Posted on: June 13th, 2009 Summer Nights

by Meagan Kane

We went dancing most nights, when the air was crisp and full of fireflies, when the lights were bright. Your favorite place was that little settlement off what used to be Highway 51; you loved how bright it shone, a burning coal, against the mountains that surrounded it.

Do you remember those early days still? The sky choked, and everything stank, and nothing stayed built for very long. We all danced then, because it was the only thing to be done.

You especially loved the fringes of the beating, pulsating crowd — you’d shot something clichéd about dancing on the edge, and I’d giggle  in that way you always thought meant I was pleased, when really it meant I was afraid.

Then one night you slipped your slim self too far past the warm glow, and you didn’t come back for two weeks, and when you did it was with a limp because they had taken a foot, as tax.

You looked me in the eyes, took the pipe out of my hands, and said it was time to get serious about starting over.
Houses stayed built. The lights faded back to a complacent grey.

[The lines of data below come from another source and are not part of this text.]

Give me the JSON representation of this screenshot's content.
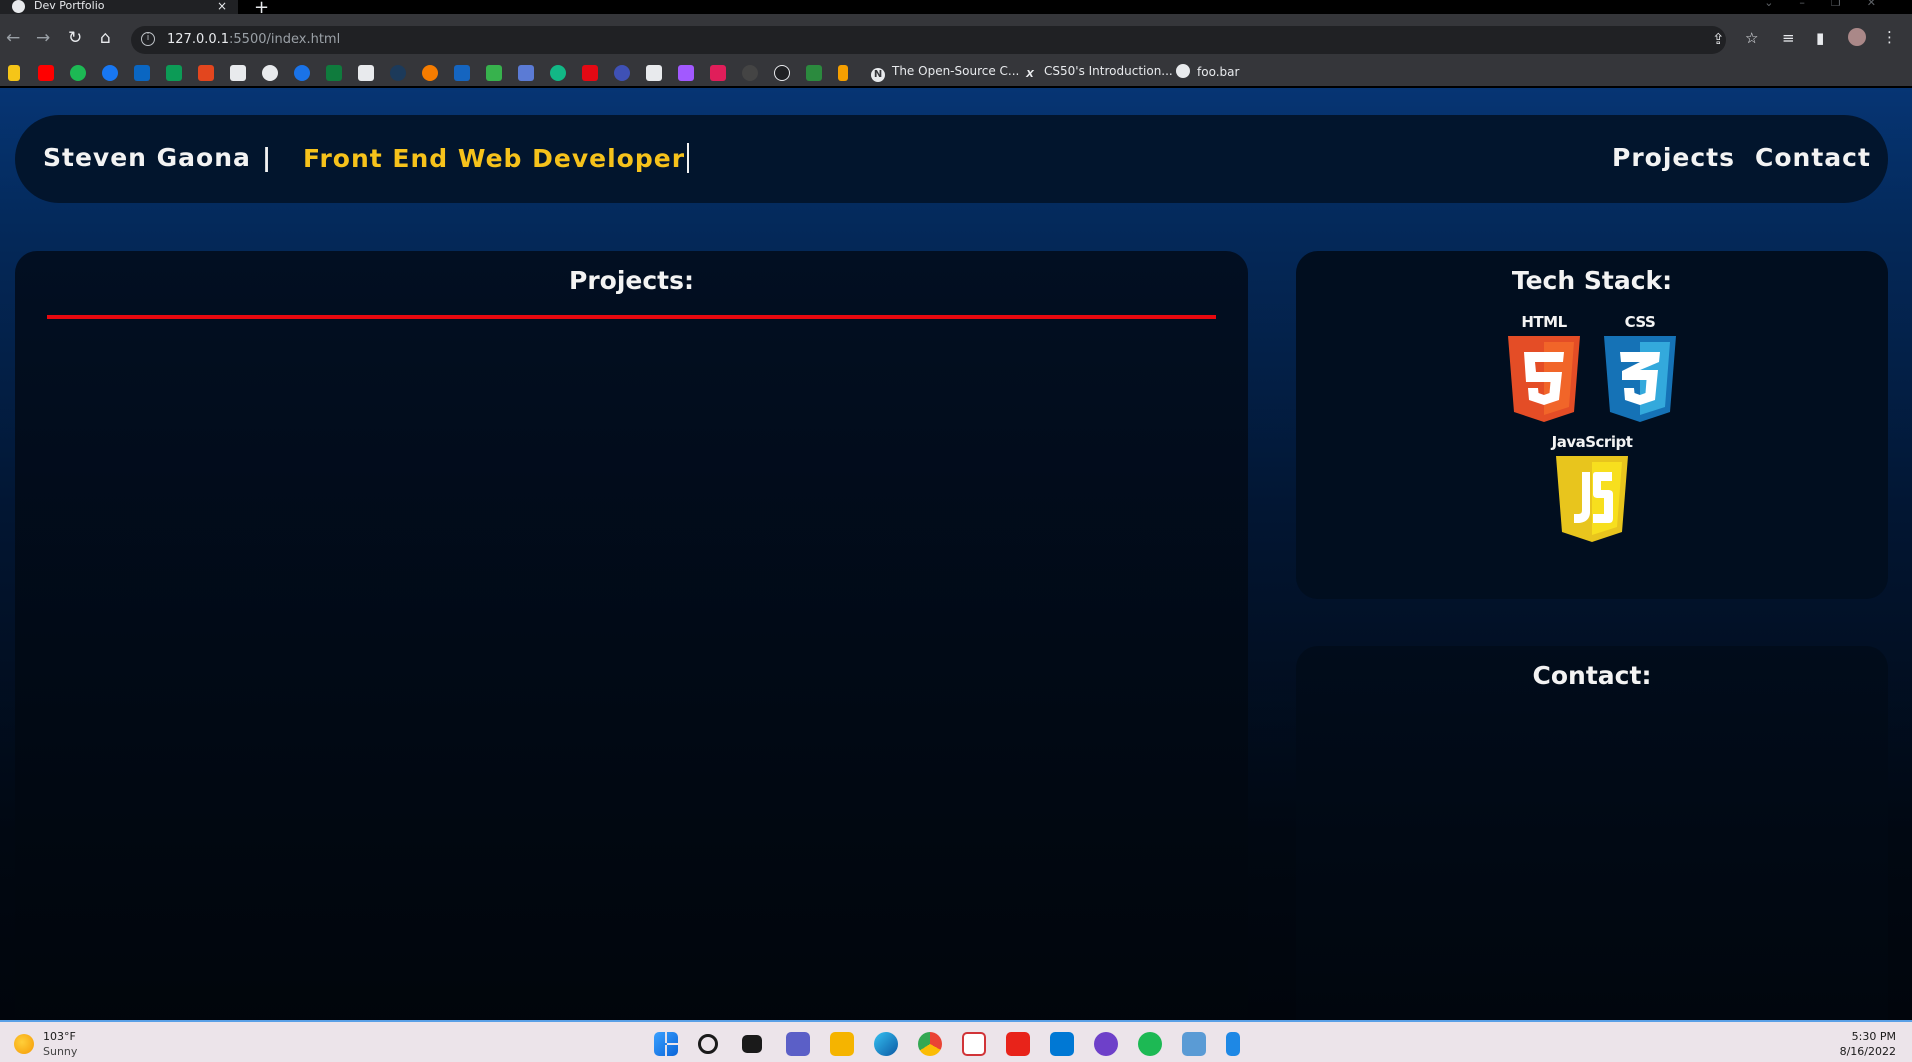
{
  "browser": {
    "tab_title": "Dev Portfolio",
    "new_tab": "+",
    "close_tab": "×",
    "url_host": "127.0.0.1",
    "url_rest": ":5500/index.html",
    "bookmarks": [
      "The Open-Source C...",
      "CS50's Introduction...",
      "foo.bar"
    ]
  },
  "nav": {
    "name": "Steven Gaona",
    "separator": "|",
    "role": "Front End Web Developer",
    "links": [
      "Projects",
      "Contact"
    ]
  },
  "projects": {
    "heading": "Projects:"
  },
  "tech_stack": {
    "heading": "Tech Stack:",
    "items": [
      {
        "label": "HTML",
        "icon": "html5-icon",
        "color": "#e44d26"
      },
      {
        "label": "CSS",
        "icon": "css3-icon",
        "color": "#2965f1"
      },
      {
        "label": "JavaScript",
        "icon": "javascript-icon",
        "color": "#f0db4f"
      }
    ]
  },
  "contact": {
    "heading": "Contact:"
  },
  "taskbar": {
    "weather_temp": "103°F",
    "weather_condition": "Sunny",
    "time": "5:30 PM",
    "date": "8/16/2022"
  },
  "colors": {
    "accent_yellow": "#f6c21b",
    "rule_red": "#e8080f",
    "panel_bg": "#010b1a"
  }
}
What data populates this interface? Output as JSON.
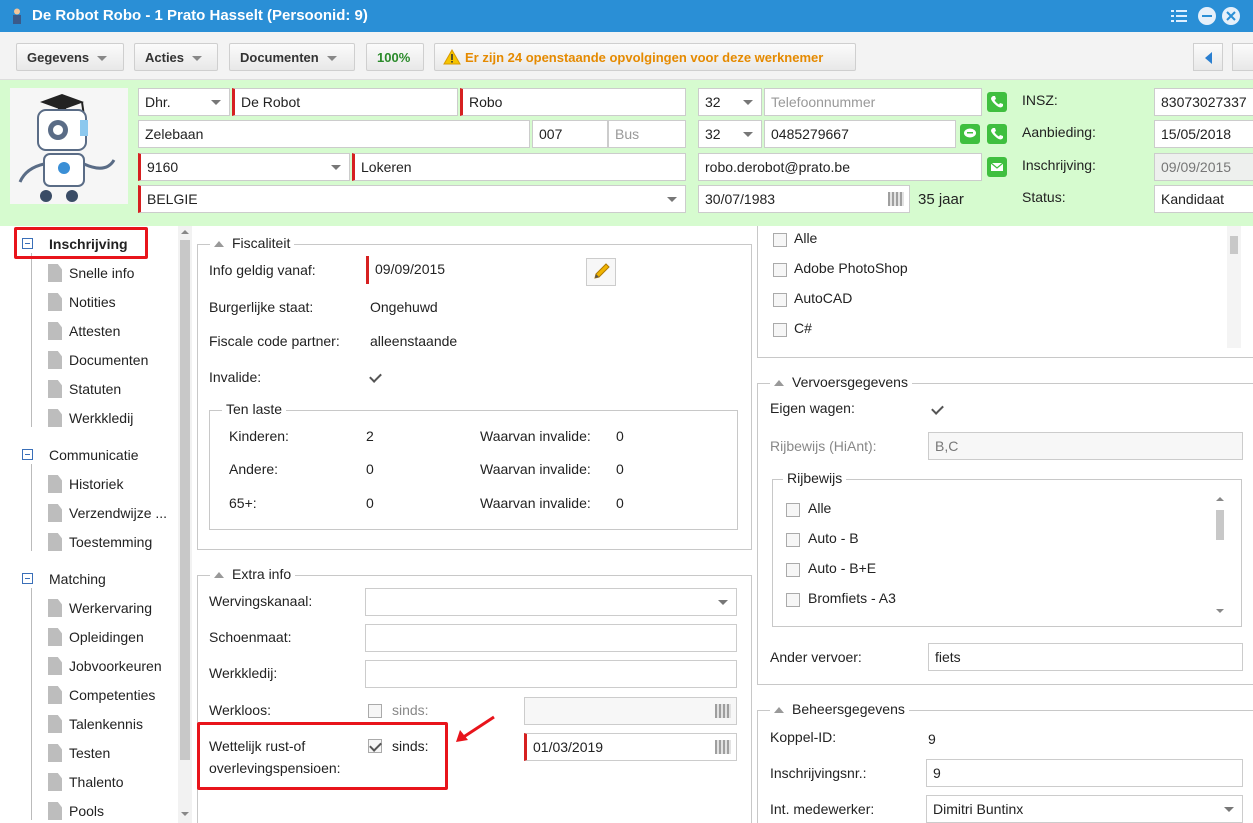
{
  "window": {
    "title": "De Robot Robo - 1 Prato Hasselt (Persoonid: 9)"
  },
  "toolbar": {
    "gegevens": "Gegevens",
    "acties": "Acties",
    "documenten": "Documenten",
    "percent": "100%",
    "warning": "Er zijn 24 openstaande opvolgingen voor deze werknemer"
  },
  "header": {
    "title_select": "Dhr.",
    "last_name": "De Robot",
    "first_name": "Robo",
    "street": "Zelebaan",
    "number": "007",
    "bus_placeholder": "Bus",
    "postcode": "9160",
    "city": "Lokeren",
    "country": "BELGIE",
    "phone_prefix_1": "32",
    "phone_placeholder": "Telefoonnummer",
    "phone_prefix_2": "32",
    "mobile": "0485279667",
    "email": "robo.derobot@prato.be",
    "birthdate": "30/07/1983",
    "age": "35 jaar",
    "insz_label": "INSZ:",
    "insz_value": "83073027337",
    "aanbieding_label": "Aanbieding:",
    "aanbieding_value": "15/05/2018",
    "inschrijving_label": "Inschrijving:",
    "inschrijving_value": "09/09/2015",
    "status_label": "Status:",
    "status_value": "Kandidaat"
  },
  "nav": {
    "groups": [
      {
        "label": "Inschrijving",
        "items": [
          "Snelle info",
          "Notities",
          "Attesten",
          "Documenten",
          "Statuten",
          "Werkkledij"
        ]
      },
      {
        "label": "Communicatie",
        "items": [
          "Historiek",
          "Verzendwijze ...",
          "Toestemming"
        ]
      },
      {
        "label": "Matching",
        "items": [
          "Werkervaring",
          "Opleidingen",
          "Jobvoorkeuren",
          "Competenties",
          "Talenkennis",
          "Testen",
          "Thalento",
          "Pools"
        ]
      }
    ]
  },
  "fiscaliteit": {
    "legend": "Fiscaliteit",
    "info_label": "Info geldig vanaf:",
    "info_value": "09/09/2015",
    "burger_label": "Burgerlijke staat:",
    "burger_value": "Ongehuwd",
    "fiscale_label": "Fiscale code partner:",
    "fiscale_value": "alleenstaande",
    "invalide_label": "Invalide:",
    "invalide_checked": true,
    "ten_laste": {
      "legend": "Ten laste",
      "rows": [
        {
          "label": "Kinderen:",
          "value": "2",
          "inv_label": "Waarvan invalide:",
          "inv_value": "0"
        },
        {
          "label": "Andere:",
          "value": "0",
          "inv_label": "Waarvan invalide:",
          "inv_value": "0"
        },
        {
          "label": "65+:",
          "value": "0",
          "inv_label": "Waarvan invalide:",
          "inv_value": "0"
        }
      ]
    }
  },
  "extra": {
    "legend": "Extra info",
    "wervingskanaal_label": "Wervingskanaal:",
    "schoenmaat_label": "Schoenmaat:",
    "werkkledij_label": "Werkkledij:",
    "werkloos_label": "Werkloos:",
    "sinds_label": "sinds:",
    "pensioen_label_1": "Wettelijk rust-of",
    "pensioen_label_2": "overlevingspensioen:",
    "pensioen_sinds": "sinds:",
    "pensioen_date": "01/03/2019"
  },
  "software": {
    "items": [
      "Alle",
      "Adobe PhotoShop",
      "AutoCAD",
      "C#"
    ]
  },
  "vervoer": {
    "legend": "Vervoersgegevens",
    "eigen_label": "Eigen wagen:",
    "rijbewijs_hiant_label": "Rijbewijs (HiAnt):",
    "rijbewijs_hiant_value": "B,C",
    "rijbewijs_legend": "Rijbewijs",
    "rijbewijs_items": [
      "Alle",
      "Auto - B",
      "Auto - B+E",
      "Bromfiets - A3"
    ],
    "ander_label": "Ander vervoer:",
    "ander_value": "fiets"
  },
  "beheer": {
    "legend": "Beheersgegevens",
    "koppel_label": "Koppel-ID:",
    "koppel_value": "9",
    "inschr_label": "Inschrijvingsnr.:",
    "inschr_value": "9",
    "medew_label": "Int. medewerker:",
    "medew_value": "Dimitri Buntinx"
  },
  "colors": {
    "titlebar": "#2a8fd6",
    "header_bg": "#d6fbcf",
    "highlight": "#e8141b",
    "required": "#d62020"
  }
}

We got along.

Sometimes, when you’re not looking, I stamp to rhythms I can barely remember in the cold raked dirt of our backyard, and wait for sunflowers to grow.

Filed under: bad-ass, stories

--Brain Harvest